There is nothing Solomonic about splitting up Jerusalem, which—it bears repeating—was sacred to Jews for nearly two millennia before Muhammad and is not in the Quran. “The Muslim Claim to Jerusalem,” notes Dr. Daniel Pipes, is political, not religious or historic. As such, it’s also a recent project. “Centuries of neglect came to an abrupt end after June 1967, when the Old City came under Israeli control,” explains Pipes. “Palestinians [then] again made Jerusalem the centerpiece of their political program, [when, in fact] Mecca is the eternal city of Islam, the place from which non-Muslims are strictly forbidden. Very roughly speaking, [Mecca is to Islam] what Jerusalem is to Jews.”
East Jerusalem was not annexed in June of 1967. Rather, Jerusalem was unified.
Loose paraphrasing of U.N. resolution 242 requires Israel to give the Golan Heights to Syria (which is tantamount to returning land to the aggressors) and allow the Palestinians to establish a state capital in East Jerusalem. For their concessions, this “peace initiative” entitles Israelis to “an effective veto” on the national suicide pact known as the right of return: the imperative to absorb millions of self-styled Palestinian “refugees” into Israel proper. (A similar mystical right—call it a global right of return to the US for citizens of the world—was discovered in the US Constitution by Trump-hating, Gold Star father Khizr Khan.)
A quick quiz: What does “unoccupied” or “liberated” Palestinian land look like? Answer: Like Gaza.
Gaza serves as a sufficiently strong precedent against the folly of ceding territory to Islam. (With the exception of the long-suffering Kurds, what Muslim nation has recently made good on territorial gains or on self-determination won?) Gaza was “returned” to the Palestinians, who promptly destroyed the hothouses Israelis had built there, and planted in the ground Qassam rocket launchers, instead.

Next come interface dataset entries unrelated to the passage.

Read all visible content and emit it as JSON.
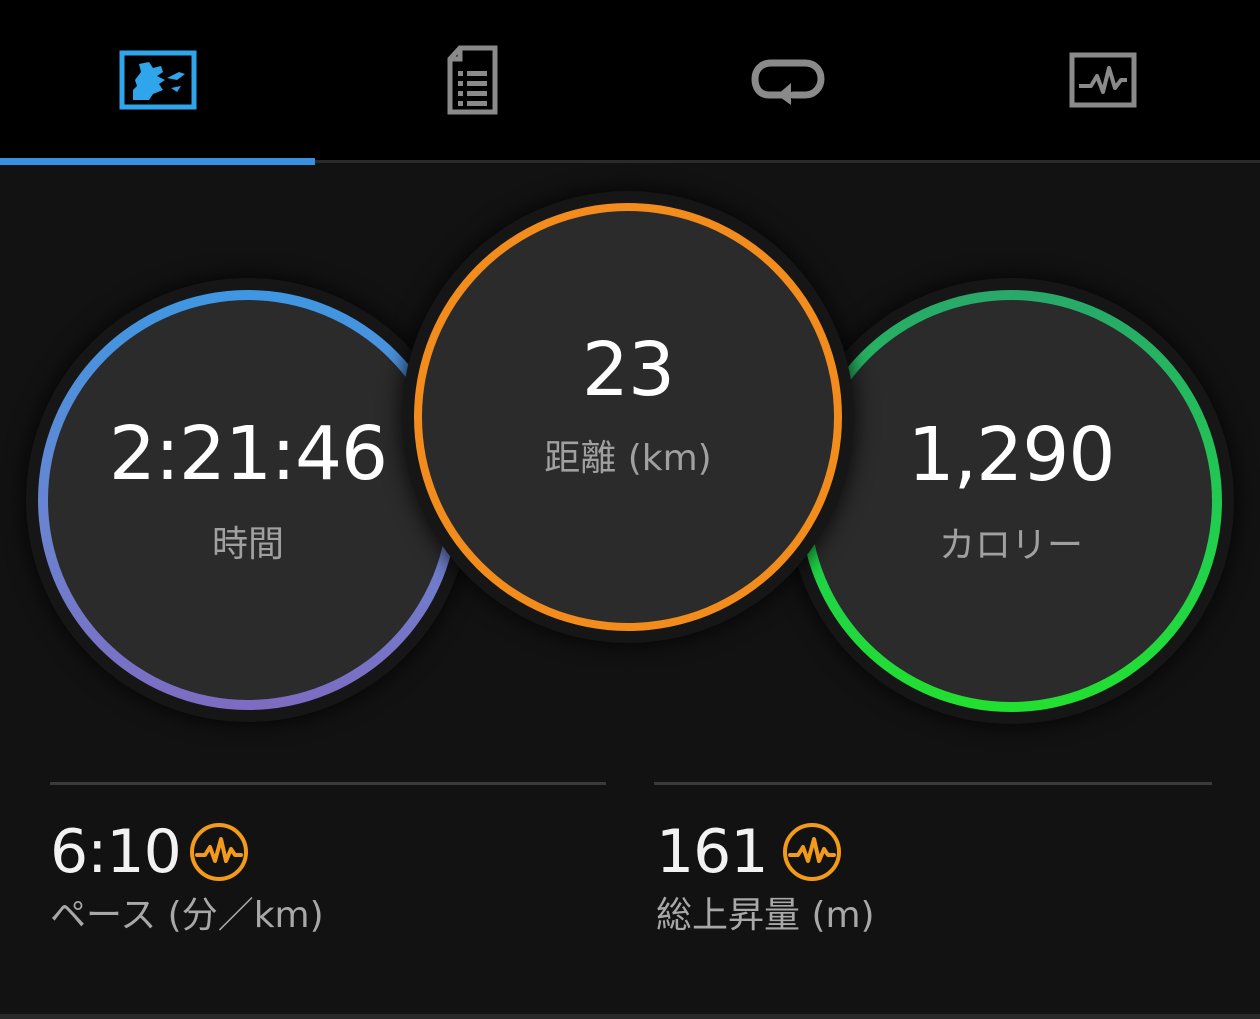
{
  "tabs": [
    {
      "name": "summary",
      "icon": "activity-photo-icon",
      "selected": true
    },
    {
      "name": "details",
      "icon": "document-list-icon",
      "selected": false
    },
    {
      "name": "laps",
      "icon": "loop-icon",
      "selected": false
    },
    {
      "name": "charts",
      "icon": "chart-pulse-icon",
      "selected": false
    }
  ],
  "circles": {
    "time": {
      "value": "2:21:46",
      "label": "時間"
    },
    "distance": {
      "value": "23",
      "label": "距離 (km)"
    },
    "calories": {
      "value": "1,290",
      "label": "カロリー"
    }
  },
  "stats": {
    "pace": {
      "value": "6:10",
      "label": "ペース (分／km)",
      "icon": "pulse-badge-icon"
    },
    "elevation": {
      "value": "161",
      "label": "総上昇量 (m)",
      "icon": "pulse-badge-icon"
    }
  },
  "colors": {
    "accent_tab": "#3a8fe0",
    "time_ring_top": "#3e97e2",
    "time_ring_bottom": "#7d6cc2",
    "distance_ring": "#f28c1c",
    "calorie_ring_top": "#28a86a",
    "calorie_ring_bottom": "#22e030",
    "badge": "#f29a1a"
  }
}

Gaza now hothouses Hamasniks.
In all, granting statehood to their nihilistic neighbors has, hitherto, been pretty thankless for Israelis.
History and the “unequal civilizing potential” (in James Burnham’s coinage), notwithstanding, what of Palestinian families who’ve resided in The City for generations? This the libertarian must address.
The question of generational attachment to place and title in property is a simple one to solve if intentions are good. Naturally, Palestinians should retain their properties. A historical, national Jewish right to the city of Jerusalem does not extinguish the property rights of individual Arab homesteaders acquired over the years. Muslims residing in East Jerusalem must just learn to extend to their Israeli neighbors the courtesy their Muslim brethren receive from their Jewish neighbors, in Israel proper.
In other words, allow Jews to live in peace. Or just to live.